While I maintain that publication isn’t necessarily the mark of exceptional writing, it is the goal of many writers. For some of us it’s a form of validation in a culture that doesn’t reward artists. For others, it’s a benchmark, a means for measuring one’s career. For the really lucky ones out there its simply a part of their profession. For any writer who has spent years pursuing this goal, receiving that first acceptance is the absolutely most exciting experience. I honestly don’t think anything else could beat it. This is probably due to the fact that the first acceptance is often a bit of a surprise.
So, how can an acceptance possibly be a surprise to the writer who has been submitting manuscripts for years? Easy. Rejection becomes familiar after a while. It’s part of the territory. If you’re working hard, and have multiple stories to send out, rejection letters accumulate fairly quickly. I have an uneasy truce with numbers so I’ll not share any here. Suffice to say that you learn to look forward to those return envelopes and e-mails. “Did I manage a personal reject this time?” I always wonder as I review the return address. It’s turned into a kind of game for me to try to guess what story I sent out (especially for those long response times that make it hard to remember).
A writer has only so much control over the acceptance process, and it lies primarily in marketing and submitting one’s stories. If you never send out a manuscript, you’ll never be rejected but you’ll never be accepted either. A lot of it depends on hitting the right editor at the right time. Try as we might, we can never be sure when the right time is. The right story to the right editor at the wrong time generally results in the “Loved this, but I got 75 dog stories this month,” kind of rejection.
You never know which story is going to make your first sale, and that adds to the suspense of the whole business. I was genuinely surprised that this particular story was mine. I love it, don’t get me wrong. I love all my stories. It’s just not as powerful or as strong as some of my other work. It doesn’t have a message of any kind. It turned out a bit sillier than I’d planned. In effect, it’s a little like bubble gum. Fun with no nutritional value.
I was dismayed to find that not everyone was excited by my news.

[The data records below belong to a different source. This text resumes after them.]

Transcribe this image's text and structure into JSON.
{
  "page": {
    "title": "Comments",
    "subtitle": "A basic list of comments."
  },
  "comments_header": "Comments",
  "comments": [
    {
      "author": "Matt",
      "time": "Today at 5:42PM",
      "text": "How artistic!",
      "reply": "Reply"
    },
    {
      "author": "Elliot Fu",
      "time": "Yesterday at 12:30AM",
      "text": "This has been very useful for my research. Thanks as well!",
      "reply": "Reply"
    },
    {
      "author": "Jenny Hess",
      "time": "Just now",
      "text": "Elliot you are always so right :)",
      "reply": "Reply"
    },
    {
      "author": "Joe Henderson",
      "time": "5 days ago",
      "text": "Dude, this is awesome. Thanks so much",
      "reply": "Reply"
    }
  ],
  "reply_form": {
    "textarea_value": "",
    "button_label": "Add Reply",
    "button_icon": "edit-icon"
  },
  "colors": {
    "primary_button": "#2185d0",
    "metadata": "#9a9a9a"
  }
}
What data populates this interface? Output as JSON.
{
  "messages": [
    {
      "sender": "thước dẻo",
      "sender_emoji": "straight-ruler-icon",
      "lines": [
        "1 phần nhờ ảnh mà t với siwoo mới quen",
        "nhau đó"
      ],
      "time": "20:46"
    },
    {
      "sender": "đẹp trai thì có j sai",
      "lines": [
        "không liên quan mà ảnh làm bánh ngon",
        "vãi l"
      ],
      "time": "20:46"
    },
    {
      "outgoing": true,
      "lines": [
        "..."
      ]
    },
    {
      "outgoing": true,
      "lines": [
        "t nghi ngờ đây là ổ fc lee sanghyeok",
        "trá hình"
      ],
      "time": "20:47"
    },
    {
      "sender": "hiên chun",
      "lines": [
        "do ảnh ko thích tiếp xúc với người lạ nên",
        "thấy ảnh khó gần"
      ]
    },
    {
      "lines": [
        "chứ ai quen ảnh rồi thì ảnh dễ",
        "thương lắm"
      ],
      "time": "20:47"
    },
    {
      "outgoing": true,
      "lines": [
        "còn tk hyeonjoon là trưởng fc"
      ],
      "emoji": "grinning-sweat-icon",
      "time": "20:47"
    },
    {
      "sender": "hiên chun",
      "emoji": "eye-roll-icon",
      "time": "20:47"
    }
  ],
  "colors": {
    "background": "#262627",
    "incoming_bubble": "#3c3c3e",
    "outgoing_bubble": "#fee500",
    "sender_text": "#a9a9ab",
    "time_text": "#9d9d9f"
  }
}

There were some who just assumed I would be getting published because it was what I had set out to do. Sounds complementary, but it stemmed more from misunderstandings about the publishing world than utter confidence in my abilities.
Exactly a week after Acceptance Day, I had a Triple Rejection Day. It was a good reminder that I still had a lot of work to do if I want to make a career of this.